National Adoption Day began in November of 2000 with the collective partnership of the Danny Thomas Foundation, The Freddie Mac Foundation, and the Congressional Coalition on Adoption Institute to spotlight the topic of adoption. It was inspired by the Honorable Michael Nash, who served as a judge for Los Angeles County’s Juvenile Court. In continuing with the spirit of Judge Nash’s work, I would be remiss if I did not take the opportunity to use my voice in some way in November.
It only felt right to share a little about my family’s journey through adoption and some tidbits I have learned over the past five years.
In 2018, my family finalized the adoption of our son. It was a day of utmost joy and pride, much like the day I gave birth to our daughter, minus the exhaustion. I experienced first-hand that intimate and life-changing moment that Judge Nash created for those families in L.A. County. But what happened after our day in court has transformed how I educate and advocate for birth and adoptive families.
I have learned three imperative things as an adoptive parent and as an adoption-competent social worker that I want you to consider when coming alongside families touched by adoption.
Three things not to say, if you will.
Please don’t tell me my spouse and I are the best parents for our adoptive child.
When you tell an adoptive family they are the best parents for a child you diminish the fact that another mother and father could not parent. It also implies that “family” can only consist of one mom and one dad. We will never fully know the circumstances around why an adoption plan is made for a child. And we must hold space for the fact that maybe that parent(s) made decisions that were best for everyone when they relinquished their rights.
Please don’t tell me, “This was God’s most perfect plan,” or “It was God’s plan all along,” or “It was in His timing.”
Full transparency, friends, at the beginning of our journey through adoption, I said these things to myself. The reality is that for adoption to transpire crisis must exist. Saying it was ‘God’s plan all along’ means He also planned for a birth mother to be in crisis. If I can take you one step further, it also means that God meant for all biological parties – mother, father, child – to experience incredible grief and loss. I want you to pause and take in the heaviness of that. I believe that Jesus meant what he told the disciples in John 14:18. As our family navigated the adoption process, I realized toxic positivity like, ‘This was God’s plan’ stifled my grief and loss as I healed from infertility. And they simultaneously negated the unparalleled crisis of my son’s birth mother and the gravity of the loss that she feels.
Please don’t tell me, “You’re saving their life” or “You’re giving them an incredible life.”

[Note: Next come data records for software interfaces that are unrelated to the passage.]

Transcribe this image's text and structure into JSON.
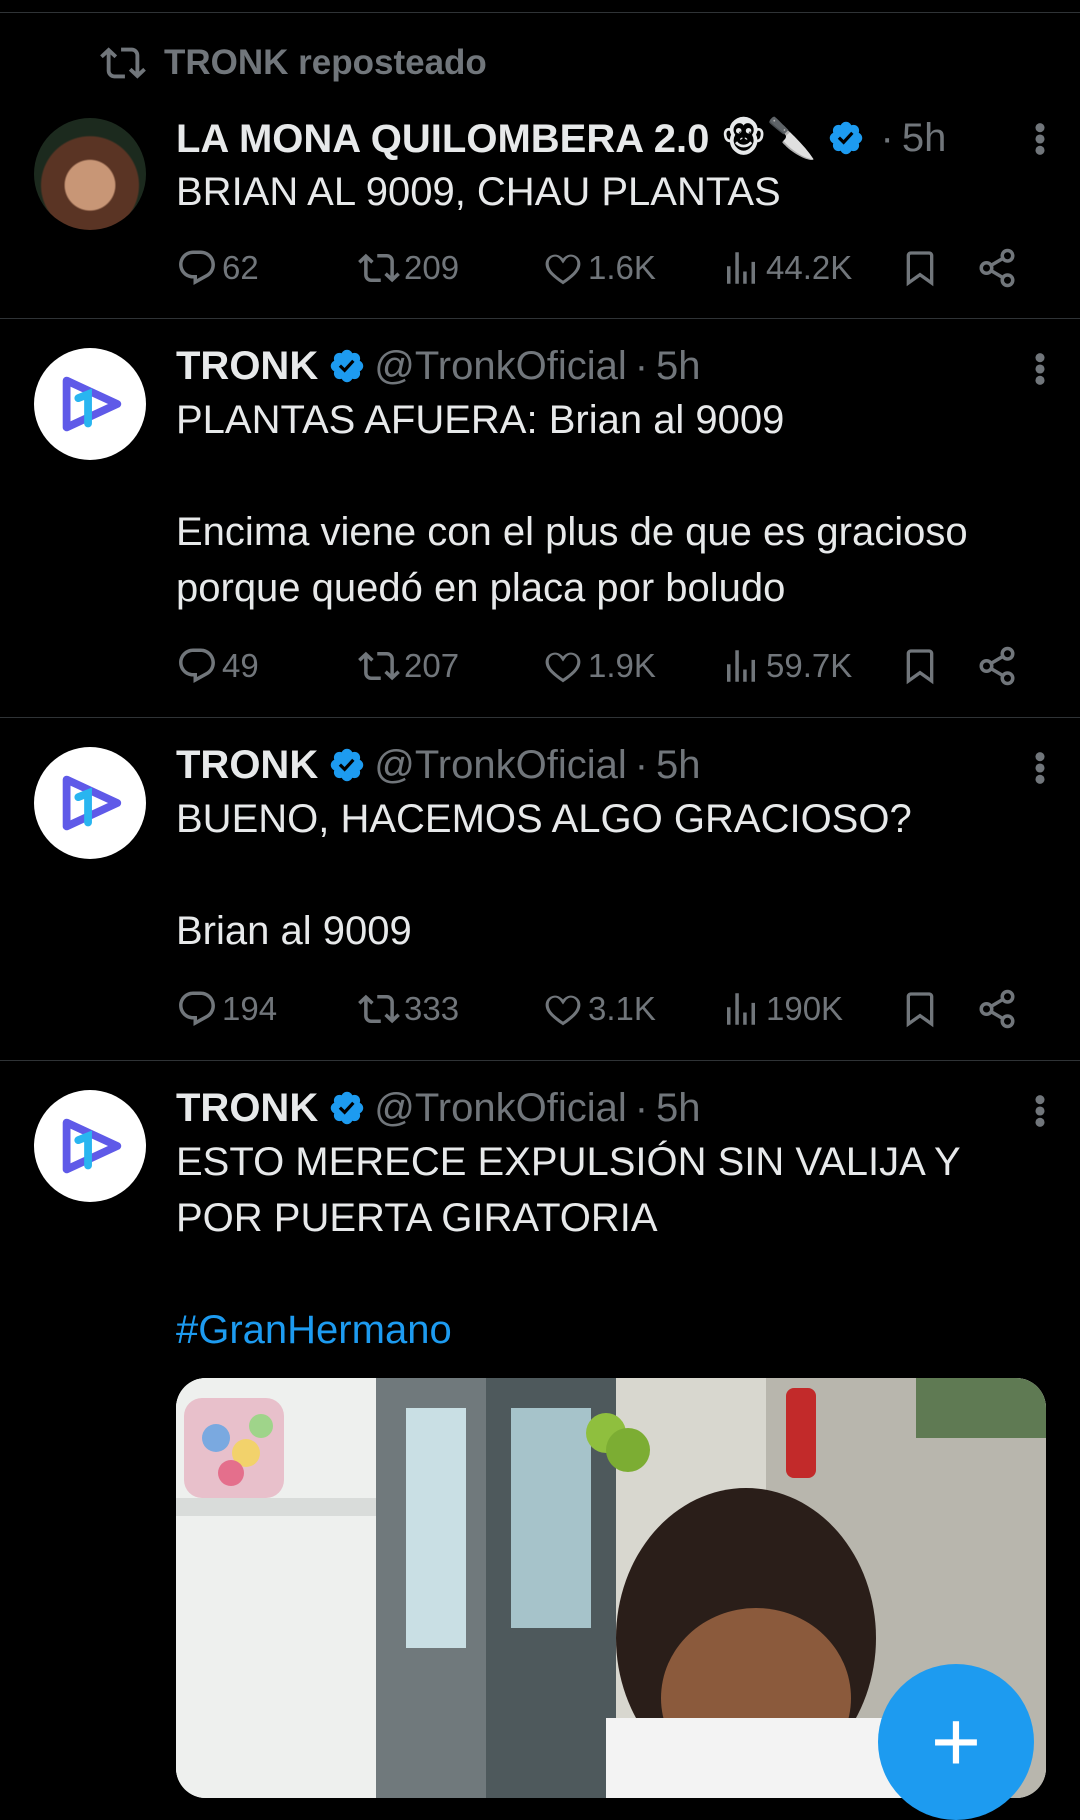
{
  "repost": {
    "label": "TRONK reposteado"
  },
  "tweets": [
    {
      "name": "LA MONA QUILOMBERA 2.0 🐵🔪",
      "handle": "",
      "time": "5h",
      "text": "BRIAN AL 9009, CHAU PLANTAS",
      "replies": "62",
      "retweets": "209",
      "likes": "1.6K",
      "views": "44.2K"
    },
    {
      "name": "TRONK",
      "handle": "@TronkOficial",
      "time": "5h",
      "text": "PLANTAS AFUERA: Brian al 9009\n\nEncima viene con el plus de que es gracioso porque quedó en placa por boludo",
      "replies": "49",
      "retweets": "207",
      "likes": "1.9K",
      "views": "59.7K"
    },
    {
      "name": "TRONK",
      "handle": "@TronkOficial",
      "time": "5h",
      "text": "BUENO, HACEMOS ALGO GRACIOSO?\n\nBrian al 9009",
      "replies": "194",
      "retweets": "333",
      "likes": "3.1K",
      "views": "190K"
    },
    {
      "name": "TRONK",
      "handle": "@TronkOficial",
      "time": "5h",
      "text": "ESTO MERECE EXPULSIÓN SIN VALIJA Y POR PUERTA GIRATORIA",
      "hashtag": "#GranHermano"
    }
  ],
  "fab": {
    "icon": "plus-icon",
    "label": "+"
  },
  "colors": {
    "background": "#000000",
    "text": "#e7e9ea",
    "secondary": "#71767b",
    "accent": "#1d9bf0"
  }
}
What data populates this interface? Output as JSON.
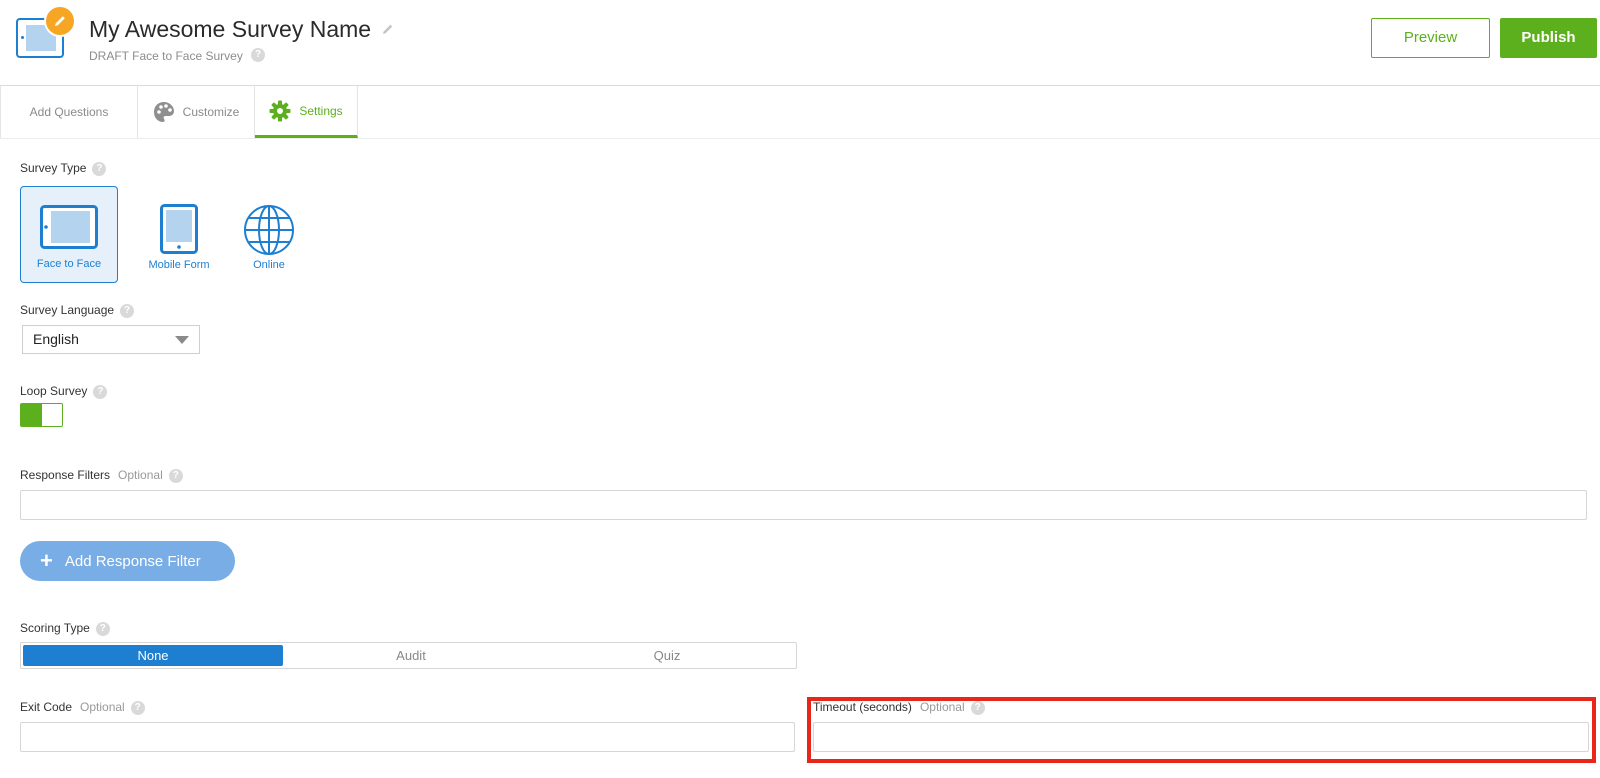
{
  "header": {
    "title": "My Awesome Survey Name",
    "subtitle": "DRAFT Face to Face Survey",
    "preview_label": "Preview",
    "publish_label": "Publish"
  },
  "tabs": [
    {
      "label": "Add Questions"
    },
    {
      "label": "Customize"
    },
    {
      "label": "Settings"
    }
  ],
  "settings": {
    "survey_type_label": "Survey Type",
    "survey_types": [
      {
        "label": "Face to Face",
        "selected": true
      },
      {
        "label": "Mobile Form",
        "selected": false
      },
      {
        "label": "Online",
        "selected": false
      }
    ],
    "language_label": "Survey Language",
    "language_value": "English",
    "loop_label": "Loop Survey",
    "loop_on": true,
    "filters_label": "Response Filters",
    "optional": "Optional",
    "add_filter_label": "Add Response Filter",
    "scoring_label": "Scoring Type",
    "scoring_options": [
      {
        "label": "None",
        "selected": true
      },
      {
        "label": "Audit",
        "selected": false
      },
      {
        "label": "Quiz",
        "selected": false
      }
    ],
    "exit_code_label": "Exit Code",
    "timeout_label": "Timeout (seconds)"
  },
  "help_glyph": "?",
  "colors": {
    "brand_green": "#5cb01e",
    "accent_blue": "#1e7fd0",
    "badge_orange": "#f6a623",
    "highlight_red": "#e8271a"
  }
}
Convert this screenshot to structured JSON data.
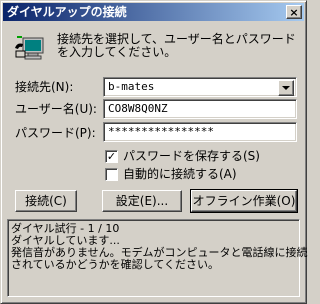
{
  "window": {
    "title": "ダイヤルアップの接続",
    "close_symbol": "×"
  },
  "instruction": "接続先を選択して、ユーザー名とパスワードを入力してください。",
  "form": {
    "destination_label": "接続先(N):",
    "destination_value": "b-mates",
    "username_label": "ユーザー名(U):",
    "username_value": "CO8W8Q0NZ",
    "password_label": "パスワード(P):",
    "password_value": "****************"
  },
  "options": {
    "save_password_label": "パスワードを保存する(S)",
    "save_password_checked": true,
    "auto_connect_label": "自動的に接続する(A)",
    "auto_connect_checked": false,
    "check_mark": "✓"
  },
  "buttons": {
    "connect": "接続(C)",
    "settings": "設定(E)...",
    "offline": "オフライン作業(O)"
  },
  "status": [
    "ダイヤル試行 - 1 / 10",
    "ダイヤルしています...",
    "発信音がありません。モデムがコンピュータと電話線に接続",
    "されているかどうかを確認してください。"
  ],
  "icons": {
    "dialup": "dialup-connection-icon"
  }
}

This misconception is why adoptive families are often viewed as having a savior complex. Adoption is complicated. It is filled with unimaginable losses – biological parents, caregivers, homes, friends, schools – entangled with a search for identity and purpose that can last a lifetime. I promise you, in my work with adoptive families, it is very few and far between the number of families who believe their adoption story is about saving another human’s life. Saving a child’s life is not the driving force behind why families choose to adopt. Neither you nor I know what would or could have been the adoptee’s life.
The legal act of adoption is one finite moment that changes your life forever. It is so much more than the perfectly curated 1×1 square that captivates your attention on a social media story, reel, or feed. The path to any adoption began well before that moment, and it will continue for the birth parent(s), adoptee, and adoptive family long after that 1×1 square has become a distant memory.
On November 18, 2023, I hope you can come alongside a birth or adoptive family in your life and recognize the extraordinary strength of these individuals as we celebrate National Adoption Day.